Since joining Microsoft over six years ago and working as the Global Product Manager / Product Planner for Xbox hardware, my primary focus has shifted to the front end, but still encompasses an even greater portion of the NPD process. That is due to the difference in the NPD process between a typical CPG company (P&G, Colgate-Palmolive, Unilever, etc.), and most technology and consumer electronics companies. A typical CPG brand manager will own one or two products through the entire product life cycle (from ideation to end-of-life or EOL). At Microsoft, products get handed off depending on its stage in the product life cycle. Product Planners and Product Managers focus on the front end, from ideation to product development. Product Marketers will focus on the commercialization and GTM strategies once the product is fully defined. The advantage of this format in my current role is that I have worked on the front end of nearly every hardware product launched for the Xbox 360 (over 40 shipped products in total). The skills needed to ideate a new product can be quite different from the skills needed to take a pre-defined product to market, so this enables the Product Managers and Product Marketers to leverage these skills across a broader array of products.

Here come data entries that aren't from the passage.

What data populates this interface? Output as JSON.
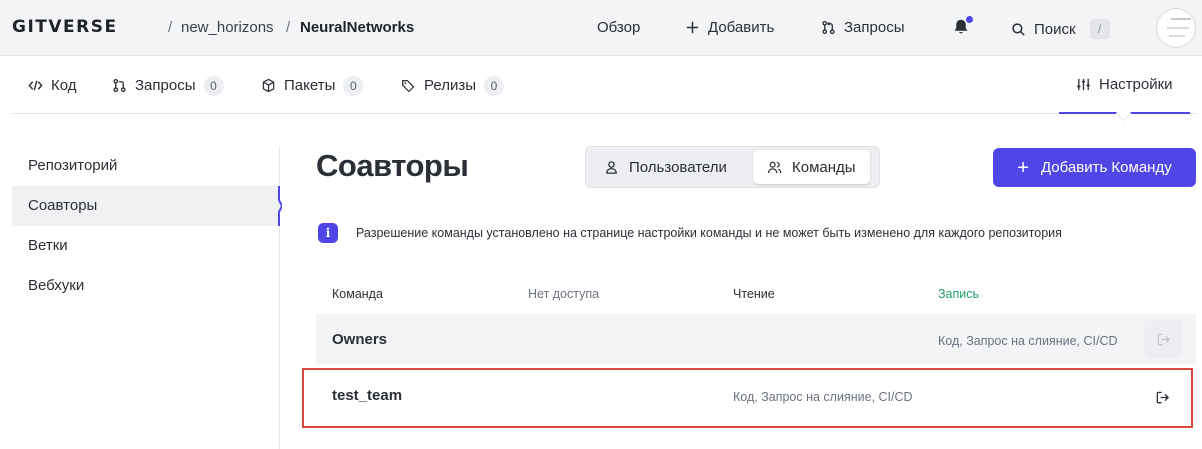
{
  "topbar": {
    "logo": "GITVERSE",
    "breadcrumb": {
      "sep1": "/",
      "owner": "new_horizons",
      "sep2": "/",
      "repo": "NeuralNetworks"
    },
    "nav": {
      "overview": "Обзор",
      "add": "Добавить",
      "requests": "Запросы",
      "search": "Поиск",
      "search_shortcut": "/"
    }
  },
  "tabs": {
    "code": "Код",
    "requests": "Запросы",
    "requests_count": "0",
    "packages": "Пакеты",
    "packages_count": "0",
    "releases": "Релизы",
    "releases_count": "0",
    "settings": "Настройки"
  },
  "sidebar": {
    "items": [
      "Репозиторий",
      "Соавторы",
      "Ветки",
      "Вебхуки"
    ],
    "active_index": 1
  },
  "main": {
    "title": "Соавторы",
    "segment": {
      "users": "Пользователи",
      "teams": "Команды",
      "active": "teams"
    },
    "add_button": "Добавить Команду",
    "info": "Разрешение команды установлено на странице настройки команды и не может быть изменено для каждого репозитория",
    "table": {
      "headers": {
        "team": "Команда",
        "no_access": "Нет доступа",
        "read": "Чтение",
        "write": "Запись"
      },
      "rows": [
        {
          "name": "Owners",
          "permission_level": "write",
          "permissions": "Код, Запрос на слияние, CI/CD"
        },
        {
          "name": "test_team",
          "permission_level": "read",
          "permissions": "Код, Запрос на слияние, CI/CD"
        }
      ]
    }
  },
  "colors": {
    "accent": "#4f46e5",
    "write_header": "#22a06b",
    "highlight_border": "#d9473f"
  }
}
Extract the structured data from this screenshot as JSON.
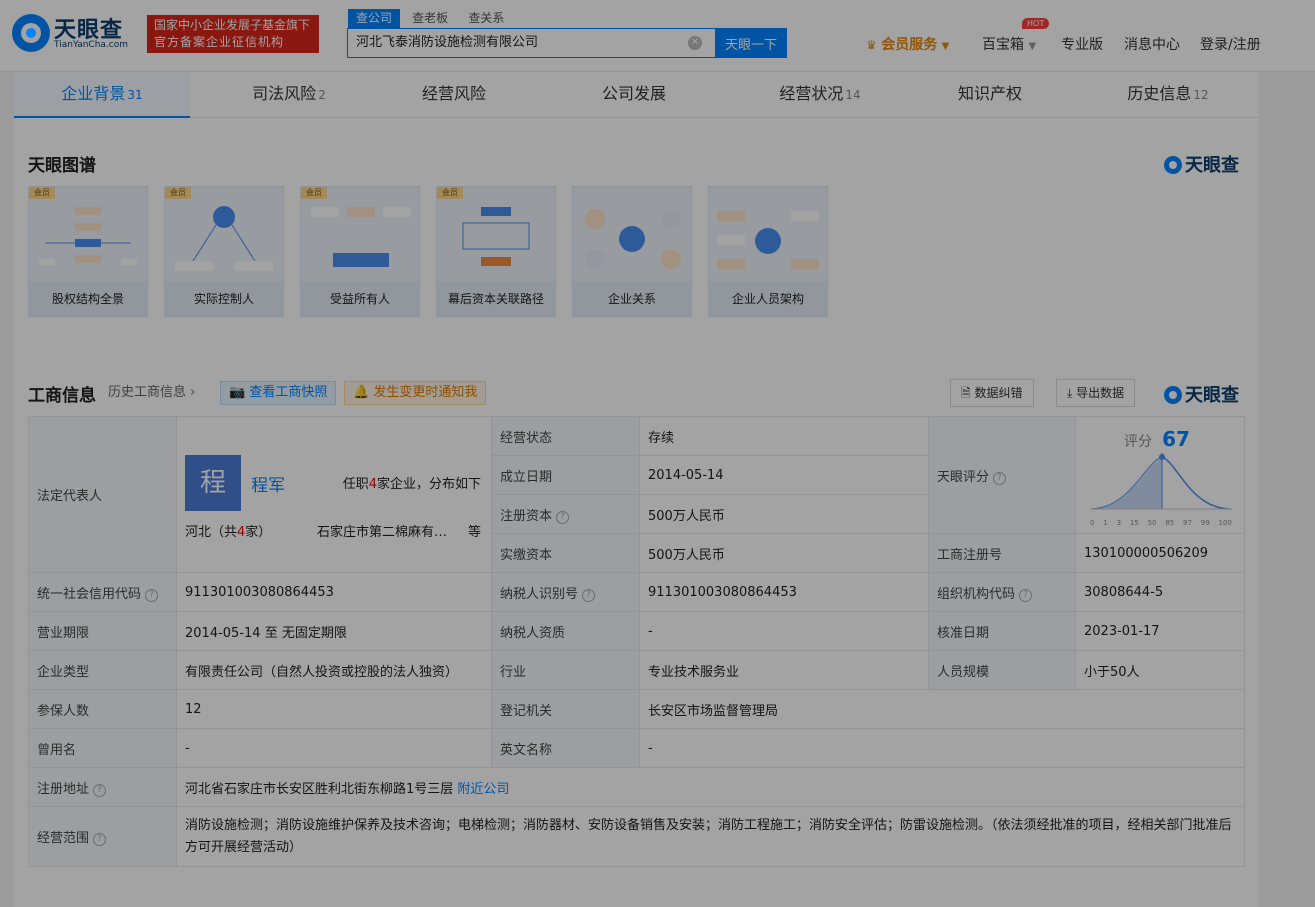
{
  "header": {
    "logo_text": "天眼查",
    "logo_sub": "TianYanCha.com",
    "badge_line1": "国家中小企业发展子基金旗下",
    "badge_line2": "官方备案企业征信机构",
    "search_tabs": [
      "查公司",
      "查老板",
      "查关系"
    ],
    "search_value": "河北飞泰消防设施检测有限公司",
    "search_button": "天眼一下",
    "nav": {
      "vip": "会员服务",
      "toolbox": "百宝箱",
      "hot": "HOT",
      "pro": "专业版",
      "messages": "消息中心",
      "login": "登录/注册"
    }
  },
  "tabs": [
    {
      "label": "企业背景",
      "count": "31"
    },
    {
      "label": "司法风险",
      "count": "2"
    },
    {
      "label": "经营风险",
      "count": ""
    },
    {
      "label": "公司发展",
      "count": ""
    },
    {
      "label": "经营状况",
      "count": "14"
    },
    {
      "label": "知识产权",
      "count": ""
    },
    {
      "label": "历史信息",
      "count": "12"
    }
  ],
  "graph": {
    "title": "天眼图谱",
    "brand": "天眼查",
    "vip_badge": "会员",
    "cards": [
      {
        "label": "股权结构全景"
      },
      {
        "label": "实际控制人"
      },
      {
        "label": "受益所有人"
      },
      {
        "label": "幕后资本关联路径"
      },
      {
        "label": "企业关系"
      },
      {
        "label": "企业人员架构"
      }
    ]
  },
  "biz": {
    "title": "工商信息",
    "history": "历史工商信息",
    "snapshot_btn": "查看工商快照",
    "notify_btn": "发生变更时通知我",
    "error_btn": "数据纠错",
    "export_btn": "导出数据",
    "brand": "天眼查"
  },
  "legal": {
    "label": "法定代表人",
    "avatar_char": "程",
    "name": "程军",
    "roles_pre": "任职",
    "roles_count": "4",
    "roles_post": "家企业，分布如下",
    "region_pre": "河北（共",
    "region_count": "4",
    "region_post": "家）",
    "company": "石家庄市第二棉麻有…",
    "etc": "等"
  },
  "score": {
    "label": "天眼评分",
    "title": "评分",
    "value": "67",
    "axis": [
      "0",
      "1",
      "3",
      "15",
      "50",
      "85",
      "97",
      "99",
      "100"
    ]
  },
  "rows": {
    "status_k": "经营状态",
    "status_v": "存续",
    "founded_k": "成立日期",
    "founded_v": "2014-05-14",
    "capital_k": "注册资本",
    "capital_v": "500万人民币",
    "paid_k": "实缴资本",
    "paid_v": "500万人民币",
    "regno_k": "工商注册号",
    "regno_v": "130100000506209",
    "credit_k": "统一社会信用代码",
    "credit_v": "911301003080864453",
    "taxid_k": "纳税人识别号",
    "taxid_v": "911301003080864453",
    "org_k": "组织机构代码",
    "org_v": "30808644-5",
    "term_k": "营业期限",
    "term_from": "2014-05-14",
    "term_sep": "至",
    "term_to": "无固定期限",
    "taxq_k": "纳税人资质",
    "taxq_v": "-",
    "approve_k": "核准日期",
    "approve_v": "2023-01-17",
    "type_k": "企业类型",
    "type_v": "有限责任公司（自然人投资或控股的法人独资）",
    "industry_k": "行业",
    "industry_v": "专业技术服务业",
    "size_k": "人员规模",
    "size_v": "小于50人",
    "insured_k": "参保人数",
    "insured_v": "12",
    "authority_k": "登记机关",
    "authority_v": "长安区市场监督管理局",
    "former_k": "曾用名",
    "former_v": "-",
    "en_k": "英文名称",
    "en_v": "-",
    "addr_k": "注册地址",
    "addr_v": "河北省石家庄市长安区胜利北街东柳路1号三层",
    "addr_link": "附近公司",
    "scope_k": "经营范围",
    "scope_v": "消防设施检测；消防设施维护保养及技术咨询；电梯检测；消防器材、安防设备销售及安装；消防工程施工；消防安全评估；防雷设施检测。（依法须经批准的项目，经相关部门批准后方可开展经营活动）"
  }
}
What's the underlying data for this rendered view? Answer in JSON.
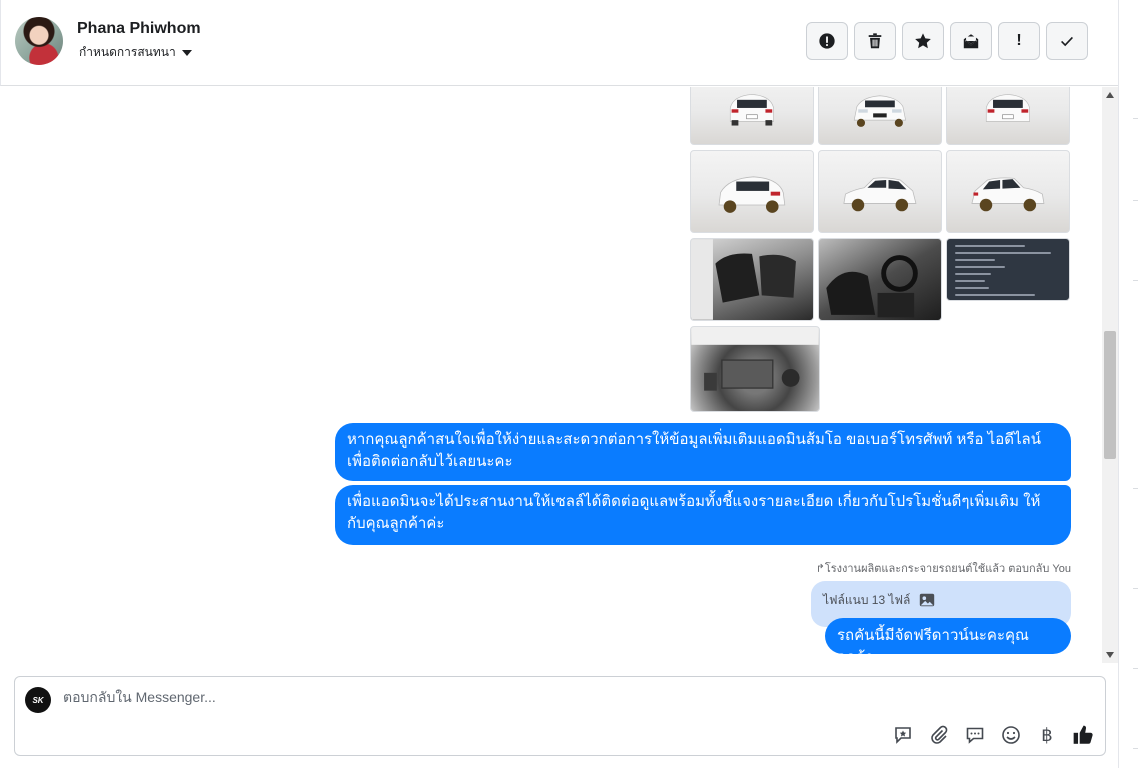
{
  "header": {
    "name": "Phana Phiwhom",
    "assign_label": "กำหนดการสนทนา"
  },
  "toolbar": {
    "buttons": [
      {
        "icon": "alert-circle-icon"
      },
      {
        "icon": "trash-icon"
      },
      {
        "icon": "star-icon"
      },
      {
        "icon": "mail-unread-icon"
      },
      {
        "icon": "exclamation-icon",
        "glyph": "!"
      },
      {
        "icon": "check-icon"
      }
    ]
  },
  "thread": {
    "messages": [
      {
        "text": "หากคุณลูกค้าสนใจเพื่อให้ง่ายและสะดวกต่อการให้ข้อมูลเพิ่มเติมแอดมินส้มโอ ขอเบอร์โทรศัพท์ หรือ ไอดีไลน์ เพื่อติดต่อกลับไว้เลยนะคะ"
      },
      {
        "text": "เพื่อแอดมินจะได้ประสานงานให้เซลล์ได้ติดต่อดูแลพร้อมทั้งชี้แจงรายละเอียด เกี่ยวกับโปรโมชั่นดีๆเพิ่มเติม ให้กับคุณลูกค้าค่ะ"
      }
    ],
    "reply_note": "โรงงานผลิตและกระจายรถยนต์ใช้แล้ว ตอบกลับ You",
    "quoted_text": "ไฟล์แนบ 13 ไฟล์",
    "reply_message": "รถคันนี้มีจัดฟรีดาวน์นะคะคุณลูกค้า"
  },
  "composer": {
    "placeholder": "ตอบกลับใน Messenger...",
    "page_avatar_text": "SK",
    "currency_glyph": "฿"
  },
  "colors": {
    "accent": "#0a7cff",
    "quote_bg": "#cfe1fb"
  }
}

That concludes this segment on my NPD series. In future segments I’ll elaborate on how to get to the stage of idea generation and give some case studies on prior work.
So two programs that I have been working on for quite some time were announced at E3 2010, and just today the pricing of these programs was announced.
The newly redesigned Xbox 360 250GB Console retails for $299. The just announced Xbox 360 4GB will retail for $199.
Additionally, the controller-free experience Kinect (which used to be Project Natal) has been announced at $149 with the game Kinect Adventures. It will also come in a console bundle with the 4GB Xbox 360 for $299.
Lots of games for Kinect were announced at E3 as well. The one that most caught my eye from the Microsoft E3 Media briefing is Dance Central from Harmonix.